• _INPUT_
_____

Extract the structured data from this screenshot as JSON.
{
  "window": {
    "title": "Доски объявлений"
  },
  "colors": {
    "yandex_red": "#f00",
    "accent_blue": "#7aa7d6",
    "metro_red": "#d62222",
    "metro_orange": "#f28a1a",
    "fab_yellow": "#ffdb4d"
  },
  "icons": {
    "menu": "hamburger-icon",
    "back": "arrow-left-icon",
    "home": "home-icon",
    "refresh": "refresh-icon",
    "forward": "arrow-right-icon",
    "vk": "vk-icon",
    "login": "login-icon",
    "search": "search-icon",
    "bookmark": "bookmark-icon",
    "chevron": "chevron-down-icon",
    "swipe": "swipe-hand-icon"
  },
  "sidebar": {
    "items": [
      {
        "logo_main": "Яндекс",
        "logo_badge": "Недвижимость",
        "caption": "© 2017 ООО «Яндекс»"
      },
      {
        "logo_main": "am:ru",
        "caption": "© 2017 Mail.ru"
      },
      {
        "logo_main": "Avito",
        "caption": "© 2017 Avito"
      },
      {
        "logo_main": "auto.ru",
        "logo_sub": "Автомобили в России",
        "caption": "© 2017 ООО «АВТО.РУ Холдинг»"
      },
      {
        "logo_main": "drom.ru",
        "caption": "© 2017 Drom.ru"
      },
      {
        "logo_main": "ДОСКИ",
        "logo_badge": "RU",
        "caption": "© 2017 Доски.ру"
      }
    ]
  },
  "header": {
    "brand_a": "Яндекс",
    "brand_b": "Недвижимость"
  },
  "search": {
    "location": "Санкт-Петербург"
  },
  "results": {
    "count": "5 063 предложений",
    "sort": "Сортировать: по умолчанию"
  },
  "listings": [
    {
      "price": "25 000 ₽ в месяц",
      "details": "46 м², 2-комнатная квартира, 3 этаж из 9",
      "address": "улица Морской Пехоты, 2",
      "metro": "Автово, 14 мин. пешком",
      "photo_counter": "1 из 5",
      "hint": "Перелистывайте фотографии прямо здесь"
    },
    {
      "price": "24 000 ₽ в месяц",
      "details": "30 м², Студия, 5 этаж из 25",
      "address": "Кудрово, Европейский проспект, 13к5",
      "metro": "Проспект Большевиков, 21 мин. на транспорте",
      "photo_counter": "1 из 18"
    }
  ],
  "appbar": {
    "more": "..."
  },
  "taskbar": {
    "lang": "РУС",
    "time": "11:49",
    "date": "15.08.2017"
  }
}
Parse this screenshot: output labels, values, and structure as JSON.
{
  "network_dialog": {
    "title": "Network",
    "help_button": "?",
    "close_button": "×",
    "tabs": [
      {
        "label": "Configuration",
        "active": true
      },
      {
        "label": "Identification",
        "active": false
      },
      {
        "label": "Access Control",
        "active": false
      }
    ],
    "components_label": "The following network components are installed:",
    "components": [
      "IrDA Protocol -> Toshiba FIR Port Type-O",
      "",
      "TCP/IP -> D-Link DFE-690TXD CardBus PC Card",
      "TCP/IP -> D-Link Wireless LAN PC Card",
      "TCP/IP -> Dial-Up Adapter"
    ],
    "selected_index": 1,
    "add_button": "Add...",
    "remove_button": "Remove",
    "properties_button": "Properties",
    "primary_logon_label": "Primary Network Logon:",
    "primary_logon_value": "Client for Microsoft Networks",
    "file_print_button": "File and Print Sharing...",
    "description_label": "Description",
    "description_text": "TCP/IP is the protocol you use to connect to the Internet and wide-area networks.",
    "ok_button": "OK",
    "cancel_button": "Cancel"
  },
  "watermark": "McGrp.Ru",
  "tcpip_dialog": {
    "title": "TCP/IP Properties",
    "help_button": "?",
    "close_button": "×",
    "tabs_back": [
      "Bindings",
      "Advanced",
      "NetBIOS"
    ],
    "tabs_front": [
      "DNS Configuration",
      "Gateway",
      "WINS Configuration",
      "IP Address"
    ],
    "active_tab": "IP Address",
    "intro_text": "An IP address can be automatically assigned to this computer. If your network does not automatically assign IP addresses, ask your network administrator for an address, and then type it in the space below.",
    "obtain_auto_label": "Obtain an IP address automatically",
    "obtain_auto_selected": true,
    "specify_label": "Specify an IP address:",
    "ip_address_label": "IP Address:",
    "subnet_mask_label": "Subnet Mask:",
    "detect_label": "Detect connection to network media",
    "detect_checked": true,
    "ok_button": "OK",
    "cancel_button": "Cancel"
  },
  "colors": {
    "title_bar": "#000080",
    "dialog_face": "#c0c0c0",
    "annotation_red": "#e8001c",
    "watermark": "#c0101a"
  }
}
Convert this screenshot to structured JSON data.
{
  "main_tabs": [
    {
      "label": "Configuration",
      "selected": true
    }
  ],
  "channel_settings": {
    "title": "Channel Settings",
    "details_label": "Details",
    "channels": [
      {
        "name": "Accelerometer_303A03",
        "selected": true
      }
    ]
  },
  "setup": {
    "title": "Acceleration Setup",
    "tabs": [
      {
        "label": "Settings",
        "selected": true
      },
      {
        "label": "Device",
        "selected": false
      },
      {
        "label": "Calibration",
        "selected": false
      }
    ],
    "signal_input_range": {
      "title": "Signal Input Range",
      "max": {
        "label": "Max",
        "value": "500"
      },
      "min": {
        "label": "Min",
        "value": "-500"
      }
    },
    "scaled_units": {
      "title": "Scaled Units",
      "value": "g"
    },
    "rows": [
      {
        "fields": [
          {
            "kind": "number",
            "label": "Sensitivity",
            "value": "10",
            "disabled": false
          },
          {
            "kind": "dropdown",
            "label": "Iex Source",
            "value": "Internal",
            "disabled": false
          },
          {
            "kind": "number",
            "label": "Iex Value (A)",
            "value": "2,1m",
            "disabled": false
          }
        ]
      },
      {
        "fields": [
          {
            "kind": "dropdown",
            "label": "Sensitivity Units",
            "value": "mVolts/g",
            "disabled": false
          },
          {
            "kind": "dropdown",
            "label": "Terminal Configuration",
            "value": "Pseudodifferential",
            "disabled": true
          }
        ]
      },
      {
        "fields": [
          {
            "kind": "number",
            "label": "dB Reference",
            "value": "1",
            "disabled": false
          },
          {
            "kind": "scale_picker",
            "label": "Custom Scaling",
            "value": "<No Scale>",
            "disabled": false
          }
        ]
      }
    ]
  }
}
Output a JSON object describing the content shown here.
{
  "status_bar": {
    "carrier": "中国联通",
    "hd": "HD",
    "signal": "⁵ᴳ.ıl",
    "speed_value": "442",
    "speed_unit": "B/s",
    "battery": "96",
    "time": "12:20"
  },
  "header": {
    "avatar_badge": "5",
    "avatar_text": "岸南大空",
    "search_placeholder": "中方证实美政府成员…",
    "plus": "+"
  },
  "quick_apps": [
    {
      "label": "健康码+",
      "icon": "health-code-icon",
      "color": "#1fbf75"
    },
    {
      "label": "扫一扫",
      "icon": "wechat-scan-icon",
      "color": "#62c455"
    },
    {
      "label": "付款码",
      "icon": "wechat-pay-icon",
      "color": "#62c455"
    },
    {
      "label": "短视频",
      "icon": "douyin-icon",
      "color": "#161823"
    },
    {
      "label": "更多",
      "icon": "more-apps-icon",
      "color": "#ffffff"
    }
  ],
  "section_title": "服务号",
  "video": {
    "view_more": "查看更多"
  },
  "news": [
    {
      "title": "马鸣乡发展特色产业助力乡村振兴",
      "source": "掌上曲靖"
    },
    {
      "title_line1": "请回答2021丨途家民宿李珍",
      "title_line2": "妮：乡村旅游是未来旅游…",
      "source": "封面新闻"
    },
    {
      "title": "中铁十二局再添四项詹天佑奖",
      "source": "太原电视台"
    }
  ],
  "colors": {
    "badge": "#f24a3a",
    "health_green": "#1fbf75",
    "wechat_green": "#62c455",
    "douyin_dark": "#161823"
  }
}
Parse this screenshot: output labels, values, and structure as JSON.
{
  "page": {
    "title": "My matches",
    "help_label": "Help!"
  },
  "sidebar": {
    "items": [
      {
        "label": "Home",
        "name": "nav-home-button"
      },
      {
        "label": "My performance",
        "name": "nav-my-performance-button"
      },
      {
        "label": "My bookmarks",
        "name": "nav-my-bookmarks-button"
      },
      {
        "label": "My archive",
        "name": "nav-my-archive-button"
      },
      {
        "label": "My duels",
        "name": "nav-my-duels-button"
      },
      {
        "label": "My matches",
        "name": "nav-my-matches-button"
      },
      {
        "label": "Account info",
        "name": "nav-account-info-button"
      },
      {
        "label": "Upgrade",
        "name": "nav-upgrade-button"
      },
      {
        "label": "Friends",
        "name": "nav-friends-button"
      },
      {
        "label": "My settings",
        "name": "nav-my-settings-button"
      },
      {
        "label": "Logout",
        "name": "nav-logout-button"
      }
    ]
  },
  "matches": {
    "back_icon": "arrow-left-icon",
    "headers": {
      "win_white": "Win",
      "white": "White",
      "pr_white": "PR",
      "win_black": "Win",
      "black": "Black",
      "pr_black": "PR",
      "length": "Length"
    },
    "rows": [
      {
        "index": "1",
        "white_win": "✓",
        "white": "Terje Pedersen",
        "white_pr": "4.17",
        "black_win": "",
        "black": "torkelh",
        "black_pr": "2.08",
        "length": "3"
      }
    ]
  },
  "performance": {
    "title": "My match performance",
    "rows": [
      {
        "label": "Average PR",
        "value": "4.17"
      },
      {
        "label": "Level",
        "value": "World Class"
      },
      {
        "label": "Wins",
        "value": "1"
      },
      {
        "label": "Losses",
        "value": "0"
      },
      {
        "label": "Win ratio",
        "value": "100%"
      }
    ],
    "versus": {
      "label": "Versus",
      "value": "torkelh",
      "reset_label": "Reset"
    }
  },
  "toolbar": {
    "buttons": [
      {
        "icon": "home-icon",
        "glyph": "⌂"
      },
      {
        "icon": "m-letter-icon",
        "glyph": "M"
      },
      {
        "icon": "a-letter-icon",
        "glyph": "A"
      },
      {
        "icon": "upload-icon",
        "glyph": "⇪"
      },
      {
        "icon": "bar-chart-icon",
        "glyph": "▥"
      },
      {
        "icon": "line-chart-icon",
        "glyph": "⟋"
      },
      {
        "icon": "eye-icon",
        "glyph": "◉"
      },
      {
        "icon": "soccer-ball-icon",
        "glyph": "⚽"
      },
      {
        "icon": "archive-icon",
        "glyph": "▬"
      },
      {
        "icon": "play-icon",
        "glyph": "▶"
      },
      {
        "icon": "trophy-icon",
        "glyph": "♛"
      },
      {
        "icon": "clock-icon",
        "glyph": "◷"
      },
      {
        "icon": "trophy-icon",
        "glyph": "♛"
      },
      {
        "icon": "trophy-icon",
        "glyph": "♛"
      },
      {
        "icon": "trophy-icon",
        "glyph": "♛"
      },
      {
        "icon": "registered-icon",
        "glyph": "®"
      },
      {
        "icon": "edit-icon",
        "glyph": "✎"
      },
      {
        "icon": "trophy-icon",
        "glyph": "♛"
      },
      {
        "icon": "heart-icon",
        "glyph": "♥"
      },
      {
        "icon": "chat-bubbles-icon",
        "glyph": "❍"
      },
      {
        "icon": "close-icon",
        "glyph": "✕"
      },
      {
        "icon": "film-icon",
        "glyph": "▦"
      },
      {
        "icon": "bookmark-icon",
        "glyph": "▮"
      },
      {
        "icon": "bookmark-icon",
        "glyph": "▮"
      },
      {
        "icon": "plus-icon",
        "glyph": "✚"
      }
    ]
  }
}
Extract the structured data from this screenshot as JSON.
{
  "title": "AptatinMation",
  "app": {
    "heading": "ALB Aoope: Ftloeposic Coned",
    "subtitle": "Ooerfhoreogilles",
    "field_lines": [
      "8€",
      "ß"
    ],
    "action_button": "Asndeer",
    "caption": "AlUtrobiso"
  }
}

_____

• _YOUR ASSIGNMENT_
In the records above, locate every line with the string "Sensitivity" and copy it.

• _SOLUTION TO THIS PROBLEM_
            "label": "Sensitivity",
            "label": "Sensitivity Units",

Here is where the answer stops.